Heath Kersell became interested in science as a way to uncover the fundamental building blocks for technologies that improve people’s lives. As an ALS postdoc, he’s researching catalysis and putting together mentorship circles for his fellow postdocs.
What do you research?
During my PhD, I realized that it’s important not just to understand the physics of a system but also to understand how molecular systems are interacting chemically with the surfaces they are on. So, I came to work with Miquel Salmeron in the Materials Sciences Division for my postdoc, where I used some of the skills that I developed during my PhD. I also learned about heterogeneous catalysis and how, in a chemical reaction, the reactants involved can actually change a catalyst’s structure. Those structural changes can create new sites at catalyst surfaces and open up new reaction pathways, so it’s important to see what’s happening to the nanoscale structure and chemistry of a sample under reaction conditions.
During my work with Miquel, I had beamtime at the ALS and met Slavo Nemsak, whose group I then joined to get in on the development of a new technique. It combines ambient-pressure x-ray photoelectron spectroscopy (APXPS) with grazing-incidence x-ray scattering to simultaneously measure the structure and chemistry of samples in reaction conditions. The goal is to get a picture of how those properties are correlated and how they can be responsible for chemical activity. So that’s how I came to the ALS—to develop a technique that would give us deeper insights into the kind of phenomena that I was studying.
What are your goals for this technique?
When I started working on catalysis, I used scanning tunneling microscopy a lot. It’s great for measuring nanoscale surface structures, but it doesn’t easily tell you the chemical or elemental identity of those structures. With grazing-incidence x-ray scattering, we can measure surface structure, and by simultaneously using APXPS, we can correlate that information with the chemistry happening at the surface. What’s really powerful is that, once something changes in the chemistry, we can immediately measure the structure in the same experiment. On top of that, using grazing-incidence x-ray scattering potentially gives access to additional techniques beyond traditional structural or spectral measurements. We can get a picture of the spatial distribution of elemental or chemical species or of the time dependence of structural transformations.
Recently, using capabilities at the Molecular Foundry, we put patterned gold dots on a reducible substrate to model strong metal-support interactions. When noble metal nanoparticles, like gold, are used for a catalytic reaction, they can interact strongly with reducible surfaces, and that can change the way the nanoparticles do catalysis. Our new technique is great for understanding structural and chemical changes in nanoparticle systems like these.
Have you always been interested in this field?

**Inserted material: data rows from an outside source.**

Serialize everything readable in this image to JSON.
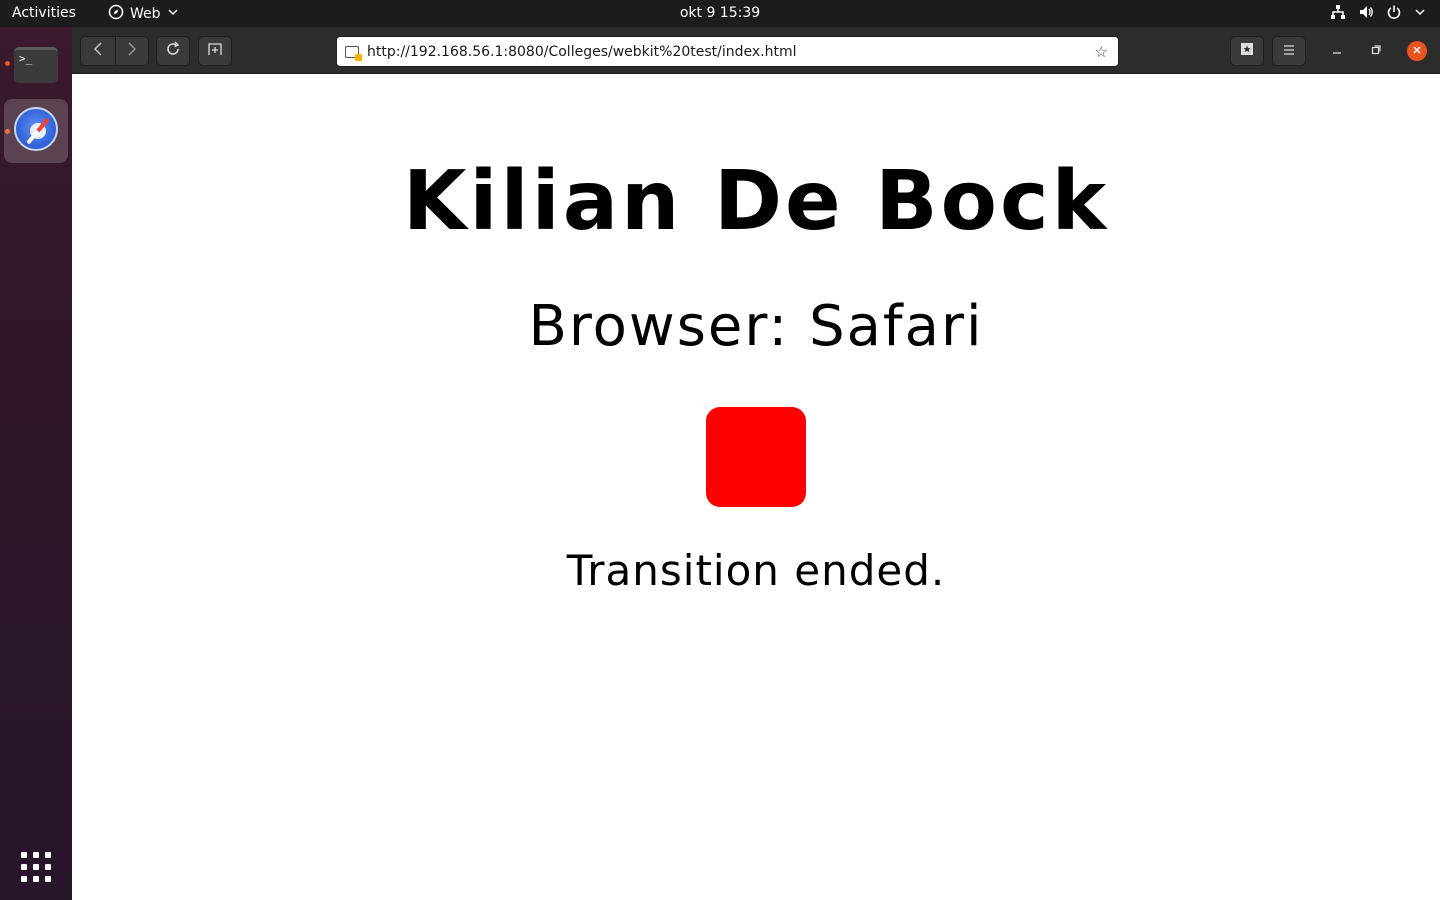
{
  "topbar": {
    "activities": "Activities",
    "app_name": "Web",
    "clock": "okt 9  15:39"
  },
  "dock": {
    "terminal_prompt": ">_"
  },
  "browser": {
    "url": "http://192.168.56.1:8080/Colleges/webkit%20test/index.html"
  },
  "page": {
    "title": "Kilian De Bock",
    "subtitle": "Browser: Safari",
    "box_color": "#ff0000",
    "status": "Transition ended."
  },
  "colors": {
    "accent": "#e95420",
    "topbar": "#1c1c1c",
    "headerbar": "#2c2c2c"
  },
  "icons": [
    "compass-icon",
    "chevron-down-icon",
    "network-icon",
    "volume-icon",
    "power-icon",
    "back-icon",
    "forward-icon",
    "reload-icon",
    "new-tab-icon",
    "site-info-icon",
    "bookmark-star-icon",
    "bookmarks-icon",
    "hamburger-menu-icon",
    "minimize-icon",
    "maximize-icon",
    "close-icon",
    "show-apps-icon"
  ]
}
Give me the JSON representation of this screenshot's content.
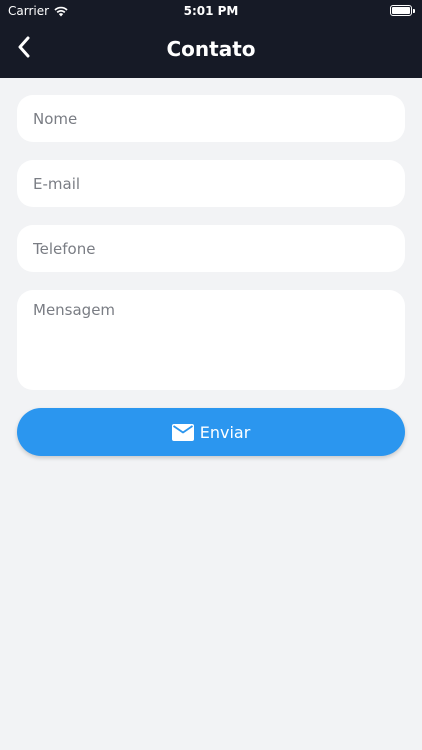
{
  "status_bar": {
    "carrier": "Carrier",
    "time": "5:01 PM",
    "icons": [
      "wifi-icon",
      "battery-icon"
    ]
  },
  "header": {
    "title": "Contato",
    "back_icon": "chevron-left-icon"
  },
  "form": {
    "name_placeholder": "Nome",
    "email_placeholder": "E-mail",
    "phone_placeholder": "Telefone",
    "message_placeholder": "Mensagem",
    "send_label": "Enviar",
    "send_icon": "mail-icon"
  },
  "colors": {
    "header_bg": "#161a26",
    "page_bg": "#f2f3f5",
    "field_bg": "#ffffff",
    "accent": "#2b96ef"
  }
}
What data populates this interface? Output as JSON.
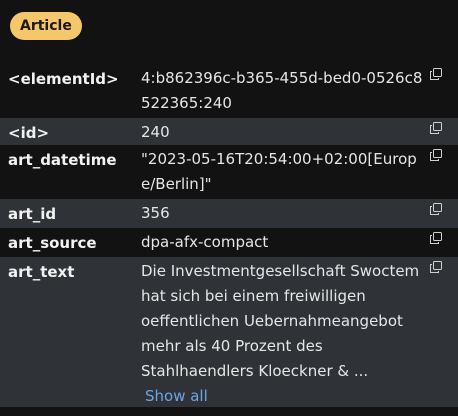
{
  "badge": {
    "label": "Article",
    "color": "#f5c66a"
  },
  "properties": [
    {
      "key": "<elementId>",
      "value": "4:b862396c-b365-455d-bed0-0526c8522365:240"
    },
    {
      "key": "<id>",
      "value": "240"
    },
    {
      "key": "art_datetime",
      "value": "\"2023-05-16T20:54:00+02:00[Europe/Berlin]\""
    },
    {
      "key": "art_id",
      "value": "356"
    },
    {
      "key": "art_source",
      "value": "dpa-afx-compact"
    },
    {
      "key": "art_text",
      "value": "Die Investmentgesellschaft Swoctem hat sich bei einem freiwilligen oeffentlichen Uebernahmeangebot mehr als 40 Prozent des Stahlhaendlers Kloeckner & ...",
      "show_all_label": "Show all"
    }
  ],
  "icons": {
    "copy": "copy-icon"
  }
}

It’s kind of a natural extension of my previous work and also something I was interested in for a long time. What got me into science was that I always wanted to work on discovering fundamental processes that could be used for technologies that improve people’s lives. In catalysis, you can really do that. You can study reactions that are used for energy storage and transfer. I did my PhD at Ohio University and spent two years at Argonne National Lab, where I demonstrated a method for correlating structure and chemical compositions for samples, both at the single nanometer range. And our new technique at the ALS allows us to do something like that but also in gas environments and reaction environments, so it’s like a complementary method to something that I had done in the past.
How are you involved in inclusion, diversity, equity, and accountability (IDEA) at the ALS?
I’m part of the ALS Education and Communication Task Force and the Career and Professional Development Task Force, and I really like that those helped me learn about IDEA concepts. I also like that it gave me the opportunity to contribute to the development and implementation of IDEA concepts around the ALS community. It’d be great to see more postdocs involved.
I’m also working on postdoc mentoring circles with ALS staff scientist Padraic Shafer. A strong predictor of success in professional development is good mentorship, but for postdocs, your experience is often singular. Postdocs have unique projects, they come from all kinds of backgrounds and have all kinds of things going on in their personal lives, and have a range of career goals, but they’re often predominantly interacting with just their research group and PI. It’s unusual for the limited number of people you interact with to be able to give the guidance that you need to move toward the variety of careers that you might be interested in. So, we looked into the possible mechanisms for mentorship for postdocs.
We came across mentorship circles of small groups of peers. Some of the mentors or leaders guide discussion on a topic the group is interested in developing, like leadership, or proposal writing, or project planning. The group helps each other grow and share experiences. We’re now recruiting members.
What do you like to do in your free time?
What’s free time?! I relax by playing with my dog and hanging out with my wife, and these days that’s all my free time.